According to your location and career goals, you can choose to work in public or private sector roles, from large multi-national companies such as the ‘The Big Four’ Accounting and Professional Services firms, to government departments such as The Government Economic Service (GES). International organisations like the International Monetary Fund, the Organisation for Economic Cooperation and Development (OECD), the EU Commission or UN, together with banks, insurance companies, accounting firms, consultancies and not-for-profit organisations all seek economists with the latest technical expertise and knowledge. This programme’s emphasis on social psychology and experimental approaches within economics could enhance your competitiveness with policy-makers such as the analysis of tax compliance by HM Treasury or savings decisions by workers of interest to governments around the world.
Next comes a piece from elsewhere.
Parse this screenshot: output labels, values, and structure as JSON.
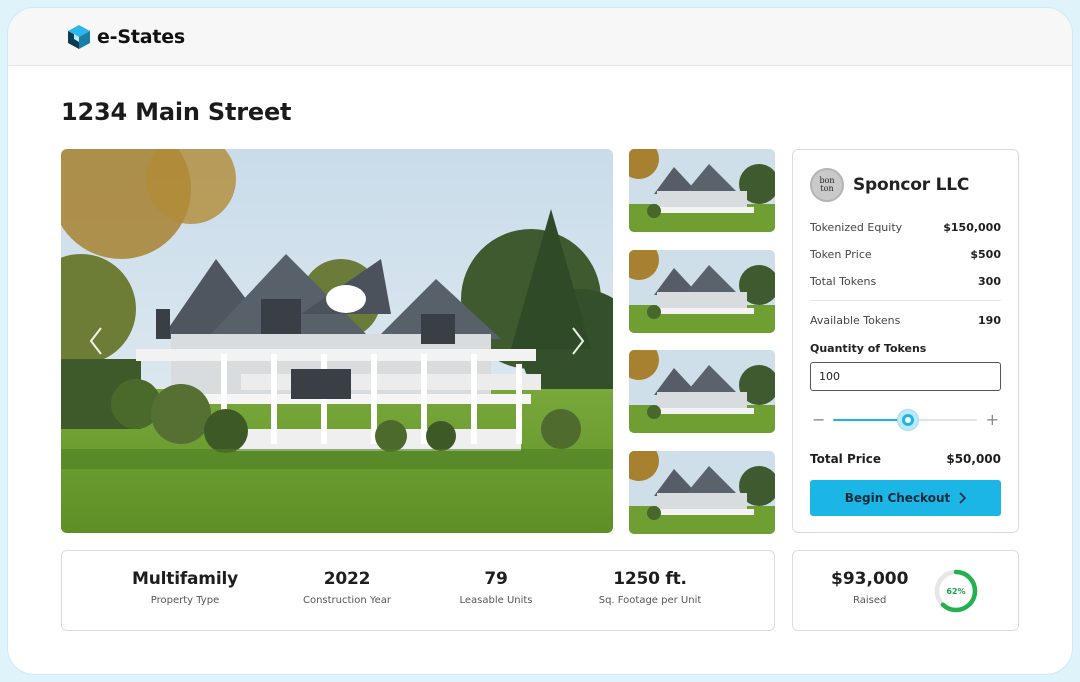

Overall, it’s important to develop your own quantitative criteria to make your decisions as objectively as possible. Looking at profitability, growth, liquidity, leverage, P/E ratios, yield, price-to-book value and other factors for investment, as well as giving each area an appropriate weighting can help you arrive at decisions objectively without being swayed by too much qualitative judgement. Of course, there’s a big place for qual, but make sure the quant is in place first. Otherwise, reject the investment (long or short). There will always be further opportunities.